Sunday, September 30, 2012

I Thought Canadian TV Sucked Only When They Played American Shows: "The Hijacking of Studio 4" (1985)

This little seen Canadian effort was shot on videotape, and tries to mix the satire and suspense of "Dog Day Afternoon" and "Network." Instead, it achieves all the tension of a stale marshmallow.

John Schrader (Jack Zimmerman) is an older man with a big chip on his shoulder. He lost his favorite son in a car accident, and is estranged from his wife and daughter. The daughter lives on the Caribbean island of Kanzaal, and is arrested after trying to help a knife wielding boy she accidentally ran over (in the film's big silly action set piece).

The prime minister of Kanzaal, Yudi Ahshi (Hadley Sandiford), happens to be visiting Schrader's Canadian town, and Schrader decides to take action. He meets with local hotshot reporter Paul Adams (Phil Rash), and arranges an on camera ambush of the prime minister with some documents that show the politician is corrupt.

What Paul does not know is that Schrader is also packing a pistol and a briefcase bomb. Schrader then takes over the television studio and show, and a live feed of the events goes out to the three or four Hamilton, Canada residents who happen to tune in to their local news to watch. The police are called in, led by Detective Richmond (Bill Boyle), and you will kick your shoes off and chew on your toenails as the film's momentum climbs to Hitchcockian heights...yeah, okay.

Shot in 1985, writer/director Gaudet starts things off in a bad way. I do not know if it was a teaser, an artistic statement, or what, but we see a couple of minutes of Schrader taking over the show, and then cut to Schrader's daughter getting arrested. I had no idea what was going on, as the clip from the opening of the film is then played again during the "hijacking". After Schrader's daughter's arrest, we go through the excruciatingly boring sequences of Schrader coming up with his mildly nefarious plan and acting on it. Try to contain your screams during the fast paced "photocopying incriminating documents" scene.

The film is top heavy with minor characters who Gaudet feels we should know more about. We have the jerk talk show host, the equally jerky TV director, the uber jerky network brass, assorted technical employees, the prime minister's staff, the detective and his partner, etc. I haven't seen a cast this big since my last Cecil B. DeMille epic. It does not help that our first glimpse of the prime minister reminded me of the Notorious B.I.G., and I began wondering if Canada had ever heard of a S.W.A.T. team. Since the film was shot on video with 1980's technology, it has the production value of porn from that era, but with nary a nipple or scrotum to be seen. Nudity would have helped.

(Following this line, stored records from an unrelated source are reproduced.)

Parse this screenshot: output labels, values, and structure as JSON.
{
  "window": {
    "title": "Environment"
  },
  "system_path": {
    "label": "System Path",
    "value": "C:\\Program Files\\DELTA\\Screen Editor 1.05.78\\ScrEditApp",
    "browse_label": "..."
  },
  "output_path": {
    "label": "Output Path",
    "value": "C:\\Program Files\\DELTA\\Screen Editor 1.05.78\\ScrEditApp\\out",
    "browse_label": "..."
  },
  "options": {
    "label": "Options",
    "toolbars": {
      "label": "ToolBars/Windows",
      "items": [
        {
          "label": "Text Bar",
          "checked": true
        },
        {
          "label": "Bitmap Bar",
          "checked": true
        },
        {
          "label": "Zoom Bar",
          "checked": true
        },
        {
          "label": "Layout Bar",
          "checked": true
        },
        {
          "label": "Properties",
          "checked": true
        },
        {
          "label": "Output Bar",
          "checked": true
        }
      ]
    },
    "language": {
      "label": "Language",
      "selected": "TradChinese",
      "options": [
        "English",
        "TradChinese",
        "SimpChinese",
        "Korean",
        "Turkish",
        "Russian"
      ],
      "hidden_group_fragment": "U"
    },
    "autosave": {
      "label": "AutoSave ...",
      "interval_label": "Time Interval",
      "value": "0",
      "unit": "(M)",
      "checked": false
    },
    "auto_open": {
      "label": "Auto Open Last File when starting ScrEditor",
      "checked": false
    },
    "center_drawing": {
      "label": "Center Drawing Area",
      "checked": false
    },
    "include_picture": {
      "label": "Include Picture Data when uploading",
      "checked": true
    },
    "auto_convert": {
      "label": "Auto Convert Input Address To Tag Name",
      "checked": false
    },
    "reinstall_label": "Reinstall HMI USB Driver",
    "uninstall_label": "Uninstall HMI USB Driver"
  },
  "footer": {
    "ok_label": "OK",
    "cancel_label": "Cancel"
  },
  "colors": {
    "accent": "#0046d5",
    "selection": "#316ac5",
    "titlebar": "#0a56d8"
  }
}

"The Hijacking of Studio 4" is a lame attempt at sermonizing about the evils of television and corruption. The only point it makes is that it should not appear on your television any time soon. (*) out of five stars.